The obstacles mounted for the Redskins on Sunday. Injuries and fat rain drops and wind and more injuries, stacking up like Beltway traffic. 

There were plenty of reasons for the Redskins to lose to the Cowboys, every one of the 70,000 people at FedEx Field knew as much.

For Washington to win, in a game with a depleted roster and a devastated offensive line, Jay Gruden's team would need to play their best. 

And they didn't. 

Early in the game, it looked like the Redskins had a chance for their first NFC East win of the year.

Cowboys star running back Ezekiel Elliott fumbled his first carry of the game. The first play from scrimmage, the Redskins defense got a turnover and gifted the offense with prime field position. Only the offense couldn't convert, not even a single first down, and the team settled for a field goal. 

It was a sign of things to come.

There was a brief period of prosperity for the Redskins and an early 13-7 lead even. But late in the second quarter, disaster struck. The Cowboys blocked a Redskins field goal attempt, a low shot from rookie kicker Nick Rose. Dallas returned the ball more than 80 yards, nearly scoring, and Elliott punched it in a few plays later. 

It was a 10-point swing. Instead of a 16-7 lead, the Redskins now trailed, 14-13. 



"The blocked field goal which was very costly, obviously. We could have gone up by nine," Gruden said after the game. "Instead, they got the ball at our one-yard line. That was a big one."

In the second half, turnovers and ineffective offense combined with even more injuries to sink the Redskins. Even Chris Thompson, Washington's best player through seven games, had a fumble. 

In a game that started with a beat up offensive line lacking three starters, things got worse when guard Shawn Lauvao left the action. The line was a mess, the Redskins couldn't run the ball, and Kirk Cousins didn't play all that great either.  

Cousins' play has become a flash point for Redskins fans. Like the city's biggest business of politics, Cousins has become a divisive topic in Washington. 

His stats show a player that completed 26 of 39 passes for 263 yards to go with one touchdown and one interception. Like he usually does, Cousins completed more than 65 percent of his passes. 

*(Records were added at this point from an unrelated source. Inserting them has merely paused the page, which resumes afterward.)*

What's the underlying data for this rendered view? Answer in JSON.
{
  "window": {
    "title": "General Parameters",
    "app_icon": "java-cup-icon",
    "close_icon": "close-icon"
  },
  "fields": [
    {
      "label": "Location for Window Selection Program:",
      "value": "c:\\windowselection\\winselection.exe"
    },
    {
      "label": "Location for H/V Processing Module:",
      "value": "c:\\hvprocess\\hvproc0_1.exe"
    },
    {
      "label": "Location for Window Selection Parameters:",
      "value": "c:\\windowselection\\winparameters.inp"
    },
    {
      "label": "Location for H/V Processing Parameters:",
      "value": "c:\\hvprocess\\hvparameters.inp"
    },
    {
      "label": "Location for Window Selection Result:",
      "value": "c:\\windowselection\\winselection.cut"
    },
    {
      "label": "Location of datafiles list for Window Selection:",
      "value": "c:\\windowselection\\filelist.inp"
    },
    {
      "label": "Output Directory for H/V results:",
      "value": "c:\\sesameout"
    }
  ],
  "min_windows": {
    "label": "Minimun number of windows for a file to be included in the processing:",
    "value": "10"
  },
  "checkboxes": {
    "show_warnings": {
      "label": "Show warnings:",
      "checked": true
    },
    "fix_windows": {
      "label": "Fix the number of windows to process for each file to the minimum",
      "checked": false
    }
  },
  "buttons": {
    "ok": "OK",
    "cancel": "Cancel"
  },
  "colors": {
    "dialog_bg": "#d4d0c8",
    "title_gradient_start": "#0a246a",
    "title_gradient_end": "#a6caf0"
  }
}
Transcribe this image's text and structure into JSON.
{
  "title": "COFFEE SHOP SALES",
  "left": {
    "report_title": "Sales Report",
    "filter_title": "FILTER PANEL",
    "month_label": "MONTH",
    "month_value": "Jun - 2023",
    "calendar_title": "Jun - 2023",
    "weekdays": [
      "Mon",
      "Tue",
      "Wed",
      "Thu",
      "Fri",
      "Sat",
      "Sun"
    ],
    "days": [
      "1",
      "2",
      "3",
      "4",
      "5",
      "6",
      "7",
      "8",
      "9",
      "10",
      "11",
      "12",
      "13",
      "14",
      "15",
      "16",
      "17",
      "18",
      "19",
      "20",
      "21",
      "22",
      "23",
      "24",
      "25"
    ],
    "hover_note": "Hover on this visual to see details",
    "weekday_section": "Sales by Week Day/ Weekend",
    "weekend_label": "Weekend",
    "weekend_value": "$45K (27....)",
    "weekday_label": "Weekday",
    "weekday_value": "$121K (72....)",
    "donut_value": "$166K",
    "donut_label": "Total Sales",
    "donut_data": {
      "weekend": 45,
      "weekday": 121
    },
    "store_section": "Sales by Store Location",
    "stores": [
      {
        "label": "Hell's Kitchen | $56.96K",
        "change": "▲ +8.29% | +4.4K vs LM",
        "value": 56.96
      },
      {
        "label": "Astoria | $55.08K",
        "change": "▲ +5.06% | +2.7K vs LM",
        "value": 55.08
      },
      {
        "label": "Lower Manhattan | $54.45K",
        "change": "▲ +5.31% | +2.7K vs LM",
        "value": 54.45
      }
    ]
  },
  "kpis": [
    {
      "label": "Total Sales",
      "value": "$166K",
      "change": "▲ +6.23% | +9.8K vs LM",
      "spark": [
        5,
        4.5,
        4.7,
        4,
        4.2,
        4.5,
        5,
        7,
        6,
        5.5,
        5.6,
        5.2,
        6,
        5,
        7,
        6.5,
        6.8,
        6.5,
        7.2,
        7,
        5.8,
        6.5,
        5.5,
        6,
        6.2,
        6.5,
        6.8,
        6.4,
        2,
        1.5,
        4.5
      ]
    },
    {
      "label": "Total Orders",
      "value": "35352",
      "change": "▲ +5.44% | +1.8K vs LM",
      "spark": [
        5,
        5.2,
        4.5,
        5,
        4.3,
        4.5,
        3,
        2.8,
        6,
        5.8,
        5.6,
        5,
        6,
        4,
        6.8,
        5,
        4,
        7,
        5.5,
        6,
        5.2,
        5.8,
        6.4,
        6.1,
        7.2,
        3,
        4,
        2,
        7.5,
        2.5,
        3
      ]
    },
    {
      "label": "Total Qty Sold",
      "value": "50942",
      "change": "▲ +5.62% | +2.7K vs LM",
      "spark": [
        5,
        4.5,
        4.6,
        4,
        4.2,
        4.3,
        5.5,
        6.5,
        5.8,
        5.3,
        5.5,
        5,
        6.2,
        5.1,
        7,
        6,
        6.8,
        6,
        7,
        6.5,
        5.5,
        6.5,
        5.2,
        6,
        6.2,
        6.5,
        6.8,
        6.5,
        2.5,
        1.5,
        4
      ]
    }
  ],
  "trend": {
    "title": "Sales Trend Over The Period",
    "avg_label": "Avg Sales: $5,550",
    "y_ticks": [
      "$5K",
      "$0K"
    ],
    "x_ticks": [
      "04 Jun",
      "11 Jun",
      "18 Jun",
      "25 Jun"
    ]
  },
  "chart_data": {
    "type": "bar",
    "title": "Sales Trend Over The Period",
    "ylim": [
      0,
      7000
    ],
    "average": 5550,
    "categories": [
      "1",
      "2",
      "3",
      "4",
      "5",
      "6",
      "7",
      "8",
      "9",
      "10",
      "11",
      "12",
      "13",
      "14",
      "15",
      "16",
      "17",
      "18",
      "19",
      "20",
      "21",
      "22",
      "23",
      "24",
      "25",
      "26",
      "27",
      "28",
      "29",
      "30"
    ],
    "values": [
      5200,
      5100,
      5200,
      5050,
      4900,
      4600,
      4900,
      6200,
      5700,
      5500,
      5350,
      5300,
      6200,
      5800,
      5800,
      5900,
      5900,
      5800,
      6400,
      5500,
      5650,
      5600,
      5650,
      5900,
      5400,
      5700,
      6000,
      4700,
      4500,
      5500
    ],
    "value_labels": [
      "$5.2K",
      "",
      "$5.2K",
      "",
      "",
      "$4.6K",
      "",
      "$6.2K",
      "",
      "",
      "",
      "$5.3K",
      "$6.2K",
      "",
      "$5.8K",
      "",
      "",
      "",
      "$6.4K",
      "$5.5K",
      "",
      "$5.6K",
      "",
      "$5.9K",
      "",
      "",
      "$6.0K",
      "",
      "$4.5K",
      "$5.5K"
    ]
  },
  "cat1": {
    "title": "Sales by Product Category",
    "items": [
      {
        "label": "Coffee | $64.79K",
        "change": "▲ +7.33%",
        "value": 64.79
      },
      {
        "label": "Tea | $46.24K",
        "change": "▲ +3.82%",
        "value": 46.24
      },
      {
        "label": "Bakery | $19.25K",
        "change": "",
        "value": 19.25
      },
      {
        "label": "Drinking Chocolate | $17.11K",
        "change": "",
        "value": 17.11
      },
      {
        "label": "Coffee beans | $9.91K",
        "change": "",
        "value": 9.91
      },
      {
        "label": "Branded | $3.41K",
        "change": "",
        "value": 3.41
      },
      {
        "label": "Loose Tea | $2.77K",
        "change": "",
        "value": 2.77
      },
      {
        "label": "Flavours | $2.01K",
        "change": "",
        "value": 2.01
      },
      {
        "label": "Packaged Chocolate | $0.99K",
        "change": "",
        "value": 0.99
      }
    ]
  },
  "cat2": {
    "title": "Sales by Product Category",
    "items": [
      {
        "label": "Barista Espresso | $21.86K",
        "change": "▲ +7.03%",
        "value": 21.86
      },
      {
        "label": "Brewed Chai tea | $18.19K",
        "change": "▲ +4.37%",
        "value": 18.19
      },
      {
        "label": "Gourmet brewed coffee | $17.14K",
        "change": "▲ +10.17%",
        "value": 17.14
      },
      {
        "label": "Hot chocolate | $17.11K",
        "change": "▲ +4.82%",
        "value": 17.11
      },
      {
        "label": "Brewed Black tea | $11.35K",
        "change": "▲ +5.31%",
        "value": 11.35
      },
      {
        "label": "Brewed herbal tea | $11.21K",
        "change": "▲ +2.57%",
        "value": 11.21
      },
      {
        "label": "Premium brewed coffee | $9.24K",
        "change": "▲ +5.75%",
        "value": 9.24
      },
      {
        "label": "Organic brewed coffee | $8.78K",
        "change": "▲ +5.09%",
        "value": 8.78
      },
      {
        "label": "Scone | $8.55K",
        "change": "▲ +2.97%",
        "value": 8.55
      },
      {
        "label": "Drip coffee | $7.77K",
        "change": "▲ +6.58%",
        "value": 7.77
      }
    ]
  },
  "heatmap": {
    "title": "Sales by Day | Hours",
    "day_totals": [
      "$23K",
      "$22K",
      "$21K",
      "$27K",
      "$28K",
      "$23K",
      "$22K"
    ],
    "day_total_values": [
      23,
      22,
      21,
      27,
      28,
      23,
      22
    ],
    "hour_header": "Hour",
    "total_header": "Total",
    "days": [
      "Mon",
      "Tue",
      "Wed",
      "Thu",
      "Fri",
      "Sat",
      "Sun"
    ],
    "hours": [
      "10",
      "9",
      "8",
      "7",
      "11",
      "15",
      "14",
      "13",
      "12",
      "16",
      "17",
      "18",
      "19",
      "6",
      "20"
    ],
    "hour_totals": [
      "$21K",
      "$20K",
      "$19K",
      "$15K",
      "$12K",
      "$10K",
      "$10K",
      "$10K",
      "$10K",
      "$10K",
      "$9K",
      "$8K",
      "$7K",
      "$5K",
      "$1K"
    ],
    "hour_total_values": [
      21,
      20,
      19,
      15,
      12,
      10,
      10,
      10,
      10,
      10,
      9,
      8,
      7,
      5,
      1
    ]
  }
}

Beyond the stats though, Cousins had two near interceptions in the second half, one thrown right after the other. The same thing happened against San Francisco. 

And Cousins also threw a late interception that sealed the loss for the Redskins. The same thing happened last week in Philadelphia. In three of the Redskins four losses, Cousins has thrown a late interception that effectively ended the game. 

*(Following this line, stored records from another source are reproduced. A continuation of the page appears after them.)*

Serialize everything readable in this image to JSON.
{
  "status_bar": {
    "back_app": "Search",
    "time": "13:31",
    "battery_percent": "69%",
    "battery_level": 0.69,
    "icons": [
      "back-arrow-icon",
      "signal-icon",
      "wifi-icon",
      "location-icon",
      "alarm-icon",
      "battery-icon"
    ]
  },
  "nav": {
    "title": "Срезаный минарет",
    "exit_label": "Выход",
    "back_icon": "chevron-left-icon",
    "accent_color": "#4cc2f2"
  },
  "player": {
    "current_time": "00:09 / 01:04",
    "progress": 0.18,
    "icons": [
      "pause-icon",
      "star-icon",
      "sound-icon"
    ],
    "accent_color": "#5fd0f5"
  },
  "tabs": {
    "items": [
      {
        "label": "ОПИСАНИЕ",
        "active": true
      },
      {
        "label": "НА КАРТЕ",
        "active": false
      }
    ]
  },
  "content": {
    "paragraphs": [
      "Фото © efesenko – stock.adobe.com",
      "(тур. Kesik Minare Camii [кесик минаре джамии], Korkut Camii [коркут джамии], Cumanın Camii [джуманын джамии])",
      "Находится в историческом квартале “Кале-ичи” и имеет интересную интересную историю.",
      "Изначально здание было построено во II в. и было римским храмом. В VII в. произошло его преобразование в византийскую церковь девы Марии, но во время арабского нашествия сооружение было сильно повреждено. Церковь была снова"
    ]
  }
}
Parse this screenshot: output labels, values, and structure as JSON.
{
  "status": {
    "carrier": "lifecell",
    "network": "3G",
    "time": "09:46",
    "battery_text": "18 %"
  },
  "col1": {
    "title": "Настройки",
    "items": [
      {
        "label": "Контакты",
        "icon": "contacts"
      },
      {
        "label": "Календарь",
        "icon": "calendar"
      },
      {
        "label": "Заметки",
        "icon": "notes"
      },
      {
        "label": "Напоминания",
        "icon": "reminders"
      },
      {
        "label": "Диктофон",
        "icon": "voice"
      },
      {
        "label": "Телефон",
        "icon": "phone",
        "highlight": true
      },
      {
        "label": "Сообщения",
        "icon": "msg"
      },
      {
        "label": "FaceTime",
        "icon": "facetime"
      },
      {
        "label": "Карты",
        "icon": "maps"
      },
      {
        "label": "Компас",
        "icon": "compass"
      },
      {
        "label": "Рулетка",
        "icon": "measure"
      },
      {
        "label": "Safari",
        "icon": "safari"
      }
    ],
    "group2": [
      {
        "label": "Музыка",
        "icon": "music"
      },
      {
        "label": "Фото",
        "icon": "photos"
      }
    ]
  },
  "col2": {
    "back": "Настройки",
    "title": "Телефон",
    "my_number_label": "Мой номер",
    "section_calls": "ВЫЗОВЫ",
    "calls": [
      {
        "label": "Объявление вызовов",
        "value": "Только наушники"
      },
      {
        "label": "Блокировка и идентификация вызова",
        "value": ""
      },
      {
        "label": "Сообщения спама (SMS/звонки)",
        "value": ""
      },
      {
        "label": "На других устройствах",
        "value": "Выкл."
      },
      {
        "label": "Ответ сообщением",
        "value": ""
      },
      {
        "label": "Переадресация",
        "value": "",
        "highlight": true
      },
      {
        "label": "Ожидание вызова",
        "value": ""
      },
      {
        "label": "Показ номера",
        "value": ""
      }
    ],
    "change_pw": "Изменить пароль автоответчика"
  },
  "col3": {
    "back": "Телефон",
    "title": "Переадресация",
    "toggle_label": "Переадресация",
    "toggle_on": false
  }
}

To be fair, the INT came on a tipped ball. It was hardly Cousins fault, or at least entirely his fault. 


And it's also worth pointing out Cousins played the game in terrible conditions.

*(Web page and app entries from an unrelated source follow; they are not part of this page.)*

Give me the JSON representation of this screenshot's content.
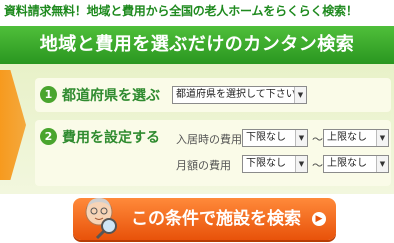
{
  "header": {
    "tagline": "資料請求無料！地域と費用から全国の老人ホームをらくらく検索！",
    "banner_title": "地域と費用を選ぶだけのカンタン検索"
  },
  "step1": {
    "number": "1",
    "label": "都道府県を選ぶ",
    "prefecture_select_value": "都道府県を選択して下さい"
  },
  "step2": {
    "number": "2",
    "label": "費用を設定する",
    "entry_cost_label": "入居時の費用",
    "monthly_cost_label": "月額の費用",
    "entry_min_value": "下限なし",
    "entry_max_value": "上限なし",
    "monthly_min_value": "下限なし",
    "monthly_max_value": "上限なし",
    "range_separator": "～"
  },
  "search_button": {
    "label": "この条件で施設を検索"
  },
  "icons": {
    "dropdown": "chevron-down-icon",
    "button_arrow": "arrow-right-icon",
    "mascot": "elderly-magnifier-mascot"
  },
  "colors": {
    "brand_green": "#2a9620",
    "accent_orange": "#e8520a",
    "panel_bg": "#e8f1c8"
  }
}
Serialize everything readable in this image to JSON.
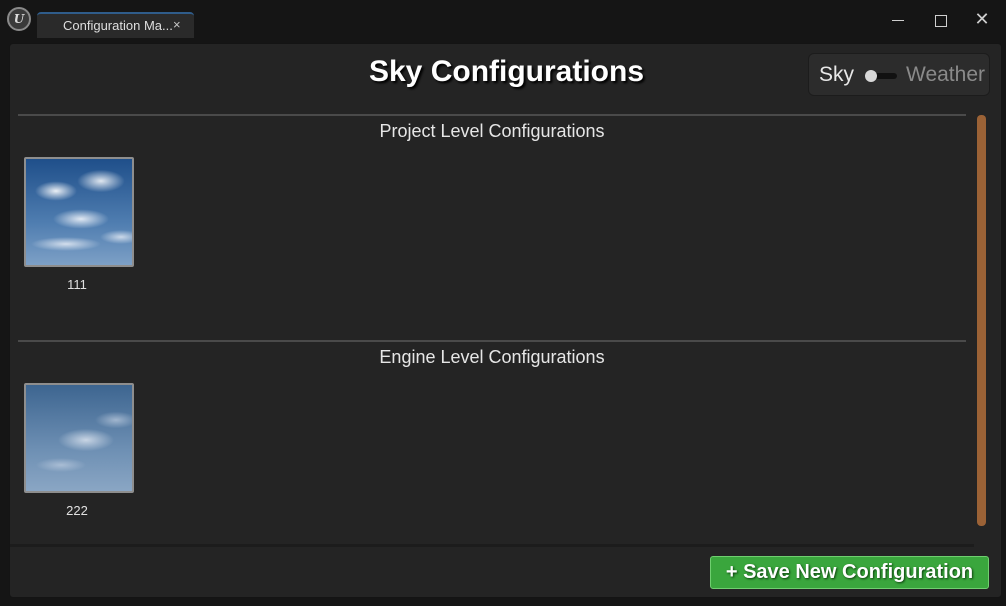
{
  "window": {
    "tab_title": "Configuration Ma...",
    "tab_close": "×",
    "close_glyph": "✕"
  },
  "header": {
    "title": "Sky Configurations",
    "toggle": {
      "left_label": "Sky",
      "right_label": "Weather",
      "selected": "Sky"
    }
  },
  "sections": [
    {
      "title": "Project Level Configurations",
      "items": [
        {
          "label": "111"
        }
      ]
    },
    {
      "title": "Engine Level Configurations",
      "items": [
        {
          "label": "222"
        }
      ]
    }
  ],
  "footer": {
    "save_label": "+ Save New Configuration"
  },
  "colors": {
    "panel": "#242424",
    "accent_green": "#3aa63d",
    "scrollbar": "#9b6236",
    "tab_accent": "#2f5c8a"
  }
}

The rain fell fast and hard by the end of the game, and it was nasty out there on the field when the Redskins passer had the chance to pull off the game-winning drive. Cousins also had a patchwork offensive line, no Jordan Reed or Niles Paul for much of the game, and had to deal with wide reciever drops all game.

In no way did Cousins lose the game for the Redskins, but he didn't win it either. 

A few different times now this season, Cousins has had the opportunity to go win the game for the Redskins. It's not all on him, obviously, but a lot of it is. Quarterbacks get too much credit for wins, and yes, they also get too much blame for losses. 

To beat Dallas on Sunday, the Redskins needed the best out of Cousins. They didn't get it. And they didn't win. 

Some games, some teams can win without a great game from their quarterback.

For the Redskins, Sunday's contest against Dallas was not one of those games.